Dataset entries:
==============================

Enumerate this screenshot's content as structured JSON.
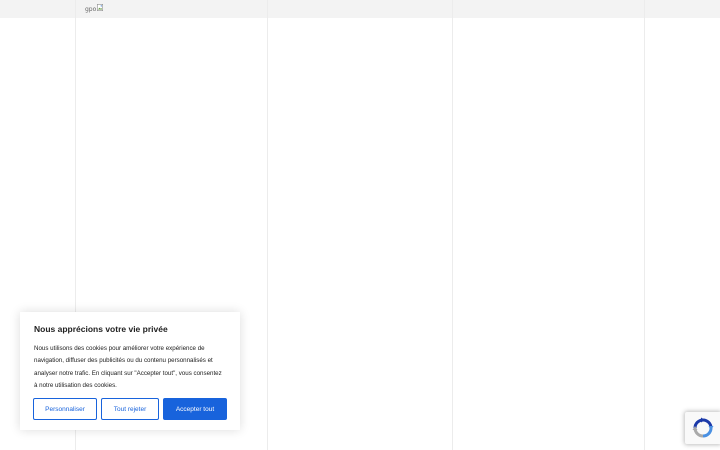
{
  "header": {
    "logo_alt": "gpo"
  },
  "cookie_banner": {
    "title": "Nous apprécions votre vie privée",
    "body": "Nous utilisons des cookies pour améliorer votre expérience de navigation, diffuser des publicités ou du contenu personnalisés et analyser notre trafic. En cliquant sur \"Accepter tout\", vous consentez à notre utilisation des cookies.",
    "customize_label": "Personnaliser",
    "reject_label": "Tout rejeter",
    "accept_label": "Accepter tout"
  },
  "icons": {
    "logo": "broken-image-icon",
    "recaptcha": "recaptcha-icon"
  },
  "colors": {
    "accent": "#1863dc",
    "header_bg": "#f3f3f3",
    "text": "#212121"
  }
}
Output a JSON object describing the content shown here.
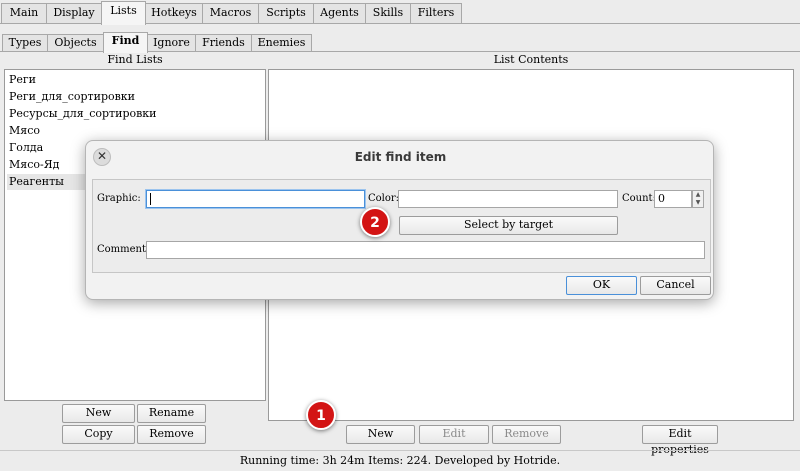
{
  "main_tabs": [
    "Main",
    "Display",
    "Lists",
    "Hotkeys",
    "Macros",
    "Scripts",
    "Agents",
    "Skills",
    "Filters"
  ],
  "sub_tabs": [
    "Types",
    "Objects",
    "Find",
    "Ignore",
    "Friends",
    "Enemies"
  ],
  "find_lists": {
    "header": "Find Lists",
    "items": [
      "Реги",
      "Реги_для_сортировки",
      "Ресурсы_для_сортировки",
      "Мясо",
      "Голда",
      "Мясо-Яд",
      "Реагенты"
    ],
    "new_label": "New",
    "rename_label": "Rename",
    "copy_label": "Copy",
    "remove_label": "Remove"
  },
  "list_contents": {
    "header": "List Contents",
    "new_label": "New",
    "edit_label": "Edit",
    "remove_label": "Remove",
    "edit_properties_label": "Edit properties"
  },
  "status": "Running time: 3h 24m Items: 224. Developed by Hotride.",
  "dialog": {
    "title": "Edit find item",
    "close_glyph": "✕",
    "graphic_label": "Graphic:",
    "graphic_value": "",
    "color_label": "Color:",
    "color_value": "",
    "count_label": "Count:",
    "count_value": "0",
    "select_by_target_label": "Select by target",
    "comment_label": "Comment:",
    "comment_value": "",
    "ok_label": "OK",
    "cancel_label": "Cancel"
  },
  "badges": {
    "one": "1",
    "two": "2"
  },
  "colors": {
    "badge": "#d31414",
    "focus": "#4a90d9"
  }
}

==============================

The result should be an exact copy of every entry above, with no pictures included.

FINISHED TASK.
Enumerate this screenshot's content as structured JSON.
{
  "header": {
    "logo_alt": "gpo"
  },
  "cookie_banner": {
    "title": "Nous apprécions votre vie privée",
    "body": "Nous utilisons des cookies pour améliorer votre expérience de navigation, diffuser des publicités ou du contenu personnalisés et analyser notre trafic. En cliquant sur \"Accepter tout\", vous consentez à notre utilisation des cookies.",
    "customize_label": "Personnaliser",
    "reject_label": "Tout rejeter",
    "accept_label": "Accepter tout"
  },
  "icons": {
    "logo": "broken-image-icon",
    "recaptcha": "recaptcha-icon"
  },
  "colors": {
    "accent": "#1863dc",
    "header_bg": "#f3f3f3",
    "text": "#212121"
  }
}
Output a JSON object describing the content shown here.
{
  "main_tabs": [
    "Main",
    "Display",
    "Lists",
    "Hotkeys",
    "Macros",
    "Scripts",
    "Agents",
    "Skills",
    "Filters"
  ],
  "sub_tabs": [
    "Types",
    "Objects",
    "Find",
    "Ignore",
    "Friends",
    "Enemies"
  ],
  "find_lists": {
    "header": "Find Lists",
    "items": [
      "Реги",
      "Реги_для_сортировки",
      "Ресурсы_для_сортировки",
      "Мясо",
      "Голда",
      "Мясо-Яд",
      "Реагенты"
    ],
    "new_label": "New",
    "rename_label": "Rename",
    "copy_label": "Copy",
    "remove_label": "Remove"
  },
  "list_contents": {
    "header": "List Contents",
    "new_label": "New",
    "edit_label": "Edit",
    "remove_label": "Remove",
    "edit_properties_label": "Edit properties"
  },
  "status": "Running time: 3h 24m Items: 224. Developed by Hotride.",
  "dialog": {
    "title": "Edit find item",
    "close_glyph": "✕",
    "graphic_label": "Graphic:",
    "graphic_value": "",
    "color_label": "Color:",
    "color_value": "",
    "count_label": "Count:",
    "count_value": "0",
    "select_by_target_label": "Select by target",
    "comment_label": "Comment:",
    "comment_value": "",
    "ok_label": "OK",
    "cancel_label": "Cancel"
  },
  "badges": {
    "one": "1",
    "two": "2"
  },
  "colors": {
    "badge": "#d31414",
    "focus": "#4a90d9"
  }
}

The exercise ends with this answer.